Another difficulty has been working out the contractual terms between the councils. Bishop has long standing reservations about memorandums of understanding on the grounds they can drive a wedge between the parties at an early stage, but the lawyers said it has to be clear what would happen if one council wishes to pull out of the contract. This led to some sensitive negotiations, but he now believes they have a robust agreement in place.
A joint monitoring team is being set up to manage the contract, led by a client relationship manager, with Havant taking the lead on the recruitment. Bishop said the team will probably consist of just over 20 people dispersed around the five councils with the members working together virtually, and its leader will report to second tier officers in the councils.
The geographical separation is expected to create some problems, but “we're mature enough now to appreciate that with the right performance management and metrics we don't all have to be able to see one another”.
Despite this, acting as a single client is also going to be a challenge for managing the contract. Bishop says there are always going to be different ideas about the best solutions for individual services, reflecting not just egos but genuine beliefs that individual councils have the best approaches. With every new party joining a service it makes it harder to ensure they find common ground and speak with one voice.

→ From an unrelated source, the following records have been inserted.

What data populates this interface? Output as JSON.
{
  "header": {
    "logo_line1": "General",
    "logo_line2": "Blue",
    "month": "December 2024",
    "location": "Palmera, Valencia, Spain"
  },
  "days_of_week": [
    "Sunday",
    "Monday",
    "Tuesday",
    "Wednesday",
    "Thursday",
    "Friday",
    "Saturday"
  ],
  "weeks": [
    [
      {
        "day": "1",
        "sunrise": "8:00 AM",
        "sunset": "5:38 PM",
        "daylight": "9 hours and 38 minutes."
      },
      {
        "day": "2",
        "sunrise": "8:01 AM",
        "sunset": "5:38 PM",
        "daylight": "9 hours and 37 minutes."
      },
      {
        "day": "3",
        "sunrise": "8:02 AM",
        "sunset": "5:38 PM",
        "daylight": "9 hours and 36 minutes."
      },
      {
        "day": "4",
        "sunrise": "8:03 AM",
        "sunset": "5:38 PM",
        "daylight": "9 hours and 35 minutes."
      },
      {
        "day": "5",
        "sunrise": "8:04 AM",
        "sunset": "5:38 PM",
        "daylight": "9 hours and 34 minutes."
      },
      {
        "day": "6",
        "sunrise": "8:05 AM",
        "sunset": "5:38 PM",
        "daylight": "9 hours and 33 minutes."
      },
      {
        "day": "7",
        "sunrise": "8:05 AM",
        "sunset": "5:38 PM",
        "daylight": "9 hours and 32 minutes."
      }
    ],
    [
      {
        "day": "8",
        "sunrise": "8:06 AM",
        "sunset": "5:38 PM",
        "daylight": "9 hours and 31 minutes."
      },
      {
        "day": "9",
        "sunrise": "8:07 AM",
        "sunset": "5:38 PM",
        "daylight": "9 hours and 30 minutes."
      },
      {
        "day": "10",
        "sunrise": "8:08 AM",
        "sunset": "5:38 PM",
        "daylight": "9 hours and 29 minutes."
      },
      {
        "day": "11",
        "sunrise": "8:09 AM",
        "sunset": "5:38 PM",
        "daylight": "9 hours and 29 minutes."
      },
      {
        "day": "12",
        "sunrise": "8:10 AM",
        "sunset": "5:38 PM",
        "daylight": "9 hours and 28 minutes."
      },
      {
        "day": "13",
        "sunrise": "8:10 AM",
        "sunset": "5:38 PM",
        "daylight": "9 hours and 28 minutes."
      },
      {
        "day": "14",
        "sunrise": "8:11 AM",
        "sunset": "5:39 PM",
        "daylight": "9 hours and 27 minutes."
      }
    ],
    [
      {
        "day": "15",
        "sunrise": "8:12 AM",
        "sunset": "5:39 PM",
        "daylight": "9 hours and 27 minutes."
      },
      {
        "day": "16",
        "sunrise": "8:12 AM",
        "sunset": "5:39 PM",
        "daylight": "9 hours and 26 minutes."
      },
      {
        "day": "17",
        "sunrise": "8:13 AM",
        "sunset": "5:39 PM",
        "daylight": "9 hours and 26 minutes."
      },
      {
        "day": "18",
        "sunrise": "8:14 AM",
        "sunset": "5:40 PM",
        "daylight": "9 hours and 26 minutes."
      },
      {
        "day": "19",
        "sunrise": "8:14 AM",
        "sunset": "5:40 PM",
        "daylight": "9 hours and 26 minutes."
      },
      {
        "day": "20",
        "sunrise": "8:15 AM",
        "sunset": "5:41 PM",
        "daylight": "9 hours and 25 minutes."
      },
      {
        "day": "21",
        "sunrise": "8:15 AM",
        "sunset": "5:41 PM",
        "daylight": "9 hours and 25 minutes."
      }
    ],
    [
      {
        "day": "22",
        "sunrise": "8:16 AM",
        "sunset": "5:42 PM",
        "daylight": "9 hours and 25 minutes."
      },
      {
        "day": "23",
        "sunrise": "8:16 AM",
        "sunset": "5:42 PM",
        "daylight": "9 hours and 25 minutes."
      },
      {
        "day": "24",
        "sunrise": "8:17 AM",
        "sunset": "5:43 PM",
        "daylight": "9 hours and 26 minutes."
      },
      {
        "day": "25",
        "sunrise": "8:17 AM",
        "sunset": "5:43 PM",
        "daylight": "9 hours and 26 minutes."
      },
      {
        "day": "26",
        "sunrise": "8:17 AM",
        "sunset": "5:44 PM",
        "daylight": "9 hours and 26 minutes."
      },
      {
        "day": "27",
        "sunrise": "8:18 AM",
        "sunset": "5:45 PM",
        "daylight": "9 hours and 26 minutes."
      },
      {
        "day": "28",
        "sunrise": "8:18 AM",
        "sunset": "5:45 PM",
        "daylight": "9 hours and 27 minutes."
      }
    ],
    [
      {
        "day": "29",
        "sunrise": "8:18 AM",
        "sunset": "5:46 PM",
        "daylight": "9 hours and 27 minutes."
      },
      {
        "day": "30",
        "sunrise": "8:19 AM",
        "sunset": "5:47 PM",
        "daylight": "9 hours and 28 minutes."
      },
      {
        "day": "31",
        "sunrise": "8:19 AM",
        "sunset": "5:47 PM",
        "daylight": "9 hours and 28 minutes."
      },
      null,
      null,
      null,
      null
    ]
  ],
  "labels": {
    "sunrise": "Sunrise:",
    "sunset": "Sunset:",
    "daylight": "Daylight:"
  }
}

This becomes more challenging when the shared service takes over, jobs are transferred and management structures have to change. Bishop says he expects that all five councils will have some degree of restructuring over the next couple of years.
There are also issues to resolve on how the two companies will work together. For example, Capita is to deliver a financial management system for the five councils, raising a question as to whether Vinci will also use it or another of its own choosing. Bishop says there a lot of such overlaps and potential gaps in their services, and the councils are making it clear that they should be addressed by the contractors as soon as possible.
“In the next few weeks we're going to get Capita and Vinci in a room and bust our way through all the anomalies, overlaps and clarifications on which we need to agree. It's always going to be the golden rule that, whatever the most efficient sway of doing it is, we're not going to let egos, corporate or personal, get in the way.”
All this prompts the thought there might be too much angst pitched against benefits that are yet to be delivered, but Bishop insists that the prize is worth the effort, being much greater than the headline £50 million in savings.
“The reports we've published show that the money we're saving, the services we're protecting, the investment we're getting is huge. But that's just the tip of the iceberg,” he says.
“One of the main principles around the cluster of services was not just to get someone in to deliver them better, but to get HR, IT and procurement together as transformational services. They either enable transformation and continuous improvement or hinder it.”
He cites the potential for using these as the foundation of transforming the planning service, working with a partner that has done a similar job elsewhere. The councils are giving Capita licence to act as a transformation partner and come up with ideas to improve the wide range of services.
“That's where the big savings and non-financial benefits are going to come over the next nine years. Potentially they are way bigger than anything you see advertised as part of the new contract benefits, and it is where the leaders and chief executives of the councils have to remember that is the bigger prize.”
This bigger prize could be worth hundreds of millions according to some of the early ideas being exchanged. Bishop takes a realistic line in saying not all of them will be realised, but he is confident that the deal will give the councils their best chance of preserving services in the bleak financial landscape.
He sums it up as: “The best of the public and private sector coming together to future proof local government services.”